The task
Each line that has the string "value" must be copied from the records below.

Provided data
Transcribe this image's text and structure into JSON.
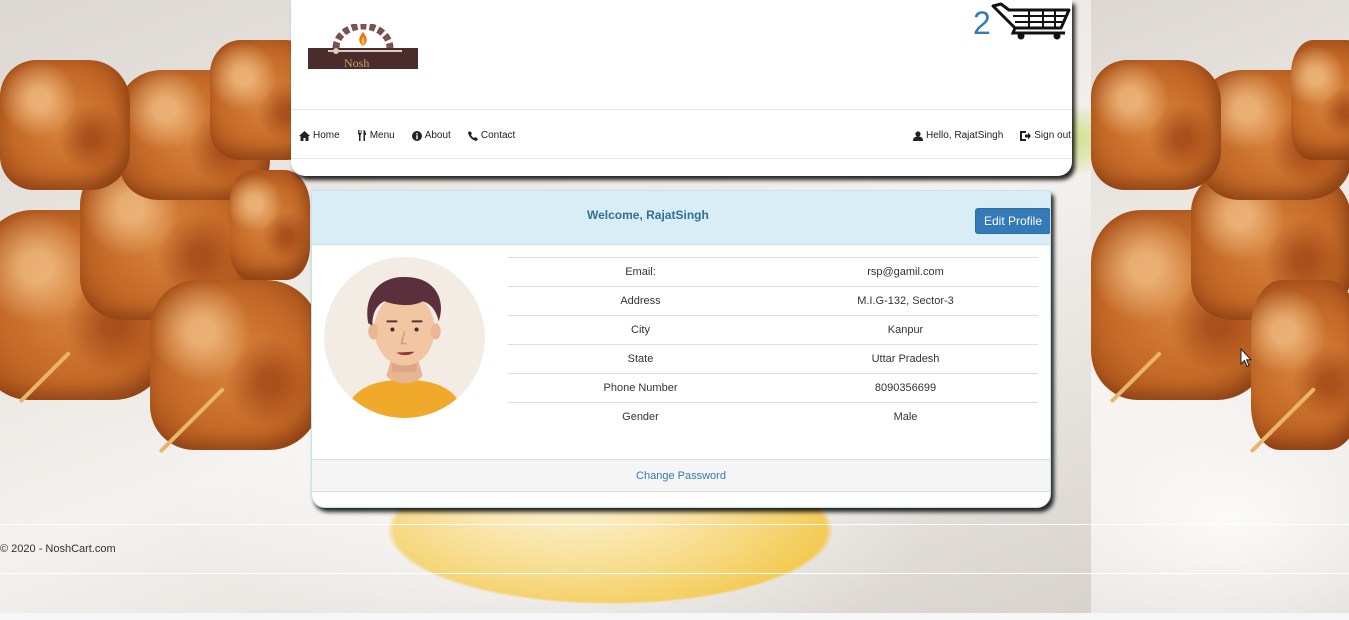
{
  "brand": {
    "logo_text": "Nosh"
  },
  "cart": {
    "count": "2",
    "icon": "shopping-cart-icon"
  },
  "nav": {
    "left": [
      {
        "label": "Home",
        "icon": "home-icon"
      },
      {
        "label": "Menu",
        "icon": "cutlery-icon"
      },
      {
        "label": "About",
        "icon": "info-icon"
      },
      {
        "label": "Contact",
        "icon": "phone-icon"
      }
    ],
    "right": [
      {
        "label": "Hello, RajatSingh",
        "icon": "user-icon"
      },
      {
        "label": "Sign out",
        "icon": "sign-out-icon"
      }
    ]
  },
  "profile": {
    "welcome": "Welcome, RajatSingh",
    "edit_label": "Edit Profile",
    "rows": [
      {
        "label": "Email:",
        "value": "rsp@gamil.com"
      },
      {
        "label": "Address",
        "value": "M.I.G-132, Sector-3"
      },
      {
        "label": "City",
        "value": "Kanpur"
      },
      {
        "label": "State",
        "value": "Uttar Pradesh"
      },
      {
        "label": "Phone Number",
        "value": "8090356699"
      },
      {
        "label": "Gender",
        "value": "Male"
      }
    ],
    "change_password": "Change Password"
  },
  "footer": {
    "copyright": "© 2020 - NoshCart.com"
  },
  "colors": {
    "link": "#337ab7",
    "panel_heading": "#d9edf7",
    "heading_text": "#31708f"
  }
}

Result for this task
        "value": "rsp@gamil.com"
        "value": "M.I.G-132, Sector-3"
        "value": "Kanpur"
        "value": "Uttar Pradesh"
        "value": "8090356699"
        "value": "Male"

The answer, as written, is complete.